Recent reports indicate that consumers have a knack for remembering incidents when they are treated unfairly by their credit card company. This sentiment is particularly pronounced when compared against reactions to other companies, such as health insurance companies or grocers. One reason for this attitude may be that consumers in Texas, and across the country, are feverishly attempting to pay down the overwhelming debt that many have accumulated through credit card usage.
Based on a March 2012 report from the Federal Reserve, U.S. consumer revolving debt, mainly credit card debt, dropped below $800 billion to $798.6 billion. This 3.3 percent dip from the previous month is the second-lowest debt reading since October 2004. January and February of this year similarly saw declines in overwhelming debt tied to credit card usage, compared to 2011's month-to-month increase of revolving debt.
Nationwide consumer credit card debt has dropped more than $150 billion since 2008. However, a new study has reported that credit card users are angry about all the debt and the manner in which they have been treated by credit card companies. One study, which measures consumer's propensity to forgive various industries, concluded that the credit card sector is the least likely to be forgiven by consumers. The study examined 18 different industries and 206 companies.
The study determined that insurance companies, investment firms, banks, and fast food companies all ranked significantly higher than credit card companies as far as forgiveness for past actions. Credit card companies failed on three different metrics: functional, accessible, and emotional. Complaints by customers identified "shadowy and onerous rate modifications," as reasons for their hard feelings.
Overwhelming debt continues to plague people in Texas and elsewhere. Some have figured out ways to confront their debt, as evidenced by the findings that, overall, credit card debt has declined. Yet others are not sure what to do and feel stuck in an endless cycle of ever-increasing bills and obligations.

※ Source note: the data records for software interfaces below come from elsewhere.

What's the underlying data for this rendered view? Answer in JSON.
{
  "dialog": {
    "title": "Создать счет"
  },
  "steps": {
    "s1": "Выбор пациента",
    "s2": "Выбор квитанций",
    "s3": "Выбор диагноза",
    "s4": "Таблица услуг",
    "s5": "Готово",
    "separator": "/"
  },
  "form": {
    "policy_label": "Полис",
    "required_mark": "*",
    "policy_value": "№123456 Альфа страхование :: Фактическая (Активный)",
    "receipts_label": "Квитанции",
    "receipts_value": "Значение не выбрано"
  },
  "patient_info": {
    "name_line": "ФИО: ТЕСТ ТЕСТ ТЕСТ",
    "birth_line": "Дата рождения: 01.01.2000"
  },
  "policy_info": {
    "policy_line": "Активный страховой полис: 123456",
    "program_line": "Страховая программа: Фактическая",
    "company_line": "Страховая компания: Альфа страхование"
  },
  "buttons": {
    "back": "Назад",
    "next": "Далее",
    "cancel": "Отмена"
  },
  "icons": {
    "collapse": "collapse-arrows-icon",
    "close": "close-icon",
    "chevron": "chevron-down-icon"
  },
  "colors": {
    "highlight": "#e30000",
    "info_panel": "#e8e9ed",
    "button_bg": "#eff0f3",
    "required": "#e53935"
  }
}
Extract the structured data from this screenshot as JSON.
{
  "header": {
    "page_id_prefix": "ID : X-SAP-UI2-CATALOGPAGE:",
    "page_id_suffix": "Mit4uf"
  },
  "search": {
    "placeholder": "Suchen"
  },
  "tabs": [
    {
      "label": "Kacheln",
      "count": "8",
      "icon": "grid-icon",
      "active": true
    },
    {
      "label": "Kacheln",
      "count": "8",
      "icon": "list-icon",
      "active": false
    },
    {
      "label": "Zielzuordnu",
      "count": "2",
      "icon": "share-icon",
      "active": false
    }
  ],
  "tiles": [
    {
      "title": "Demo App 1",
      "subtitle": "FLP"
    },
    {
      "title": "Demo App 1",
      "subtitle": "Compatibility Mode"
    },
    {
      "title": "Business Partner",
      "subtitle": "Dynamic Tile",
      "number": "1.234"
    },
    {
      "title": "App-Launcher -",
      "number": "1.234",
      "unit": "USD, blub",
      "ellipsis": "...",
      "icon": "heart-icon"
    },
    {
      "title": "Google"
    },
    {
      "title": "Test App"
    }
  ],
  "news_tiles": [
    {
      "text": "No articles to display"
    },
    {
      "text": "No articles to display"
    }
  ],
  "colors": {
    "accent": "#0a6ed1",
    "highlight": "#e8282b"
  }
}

Some may benefit by seeking bankruptcy protection to either eliminate debt altogether or propose a plan under the court's supervision for repayment of one's obligations over a stipulated period of time.
Source: MainStreet, "Consumers Have Long Memories, Short Fuses With Credit Card Companies," Brian O'Connell, April 25, 2012